Here are some answers:

1) Is it hard to get into vet school?  I've heard it's harder to get into vet school than medical school.

Having never tried to get into medical school, I'm not sure about the comparison BUT I can give you some quick tips on getting into vet school:

Be true to yourself.  If you go chasing experiences just so they can stack up on your application, that will be readily apparent and you won't be having much fun.  Fun is key.

Take your time.  Yes, you can race through undergrad and go to vet school early, but there's some necessary how-to-be-a-person learning that happens in college.  Don't miss out on that.

Make yourself into an awesome person, and enjoy the process.  This matters more than grades, recommendations, scores, or any one other component.  If you try to gather all the pieces to build the picture of a perfect applicant, it is ever so much harder than living an interesting and balanced life and allowing the pieces to fall into place.

Get good grades, but not at the expense of your health or happiness. 

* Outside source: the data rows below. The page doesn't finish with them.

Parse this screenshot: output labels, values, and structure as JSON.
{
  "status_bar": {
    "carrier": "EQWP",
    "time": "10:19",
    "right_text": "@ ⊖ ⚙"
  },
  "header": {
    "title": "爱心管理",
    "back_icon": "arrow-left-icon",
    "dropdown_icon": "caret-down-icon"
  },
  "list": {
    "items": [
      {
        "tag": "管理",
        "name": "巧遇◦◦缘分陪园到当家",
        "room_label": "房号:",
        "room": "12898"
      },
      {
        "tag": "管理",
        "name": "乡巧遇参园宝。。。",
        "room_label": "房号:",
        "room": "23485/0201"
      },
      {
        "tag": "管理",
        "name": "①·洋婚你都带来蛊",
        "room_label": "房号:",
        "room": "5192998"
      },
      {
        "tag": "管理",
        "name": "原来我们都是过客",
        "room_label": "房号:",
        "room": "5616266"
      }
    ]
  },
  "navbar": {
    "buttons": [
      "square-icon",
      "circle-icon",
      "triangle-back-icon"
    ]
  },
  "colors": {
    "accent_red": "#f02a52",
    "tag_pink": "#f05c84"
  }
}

If you get some B's (or even C's), you're not totally fucked.  Don't panic.

Get great recommendations.  Ask for them well ahead of time. 

Study vocabulary for the verbal component of the GREs, and study the basics for the math component.  Get a book (or two) and practice, practice.

Research the prerequisites of the schools you're considering well ahead of time.  Make sure your transcript matches.  If your advisor tells you a class will "count", check.  Don't take her word for it.

If your advisor tells you to apply right away/to wait a year or two to apply, make up your own mind.  She may or may not have your best interests as her first priority.

Revise your application essays.  Revise them again.  Sleep on it.  Revise them again.  Send them to all the mentors, family members and friends who you think will have good suggestions on how to improve them.  Revise them again. 

Sleep, breathe and smile. Remember to be a person. 

2) Is vet school itself hard?


Do not go to vet school if you're not sure that you want to be a vet.
However, (I'm told) it will be worth it.  Yay!

3) What kind of vet do you want to be?

I want to be an oncologist.  When I came to vet school, I wanted to be an equine surgeon. Before that, I wanted to be an equine sports medicine/lameness specialist.

4) There are veterinary oncologists?

Yes!  Animals get cancer, and there are indeed veterinary oncologists.

5) Why would you want to be an oncologist? Wouldn't it be sad?

Well, that's an excellent question!

When I began vet school, I had absolutely no idea that oncology was interesting.  I think I vaguely knew that it existed, but that was it.  I knew that I loved horses, so I chose all of my elective classes based on that fact (hello, Equine Anatomy!).

Then I realized that most of the oncology patients were cheerful and charming.  Mostly, you'd never know they had cancer.  I fell in love with one in particular - a gentle, aged, white-muzzled fellow with multiple cancers and metastatic disease everywhere.  I studied with him while he got his palliative treatments.  He'd eat canned chicken morsels from a paper boat.

I learned that cancer is fascinating.  And, cancer is a series of chances:

Firstly, it's a chance to outlive all expectations. It's a wager to be the bouncy Collie with lymphoma, still in a complete remission three years after diagnosis.  If the lovely Golden has metastatic disease in his lungs, it's a chance for his owners to make every day wonderful. Once there's nothing to be done, cancer is a chance to die attended by one's most beloved.

It seems to me that there's a valid place for a wildly optimistic person in oncology, and it is something I would love to do.

6) Do you compost?

Hell yes I compost!  It's very easy. Since I live in an apartment, I collect my compostables in a little metal bin over the course of a week or so, and then I carry the bin downstairs to the compost pile.  It doesn't smell, and my garbage output has dwindled spectacularly.

7) What kind of bike do you ride?

Generally, I ride a black Surly Cross-Check. We've had numerous adventures together, including a fundraising century ride around a large, narrow lake. My Surly is fancy, sturdy and agile, and I couldn't ask for a better bike.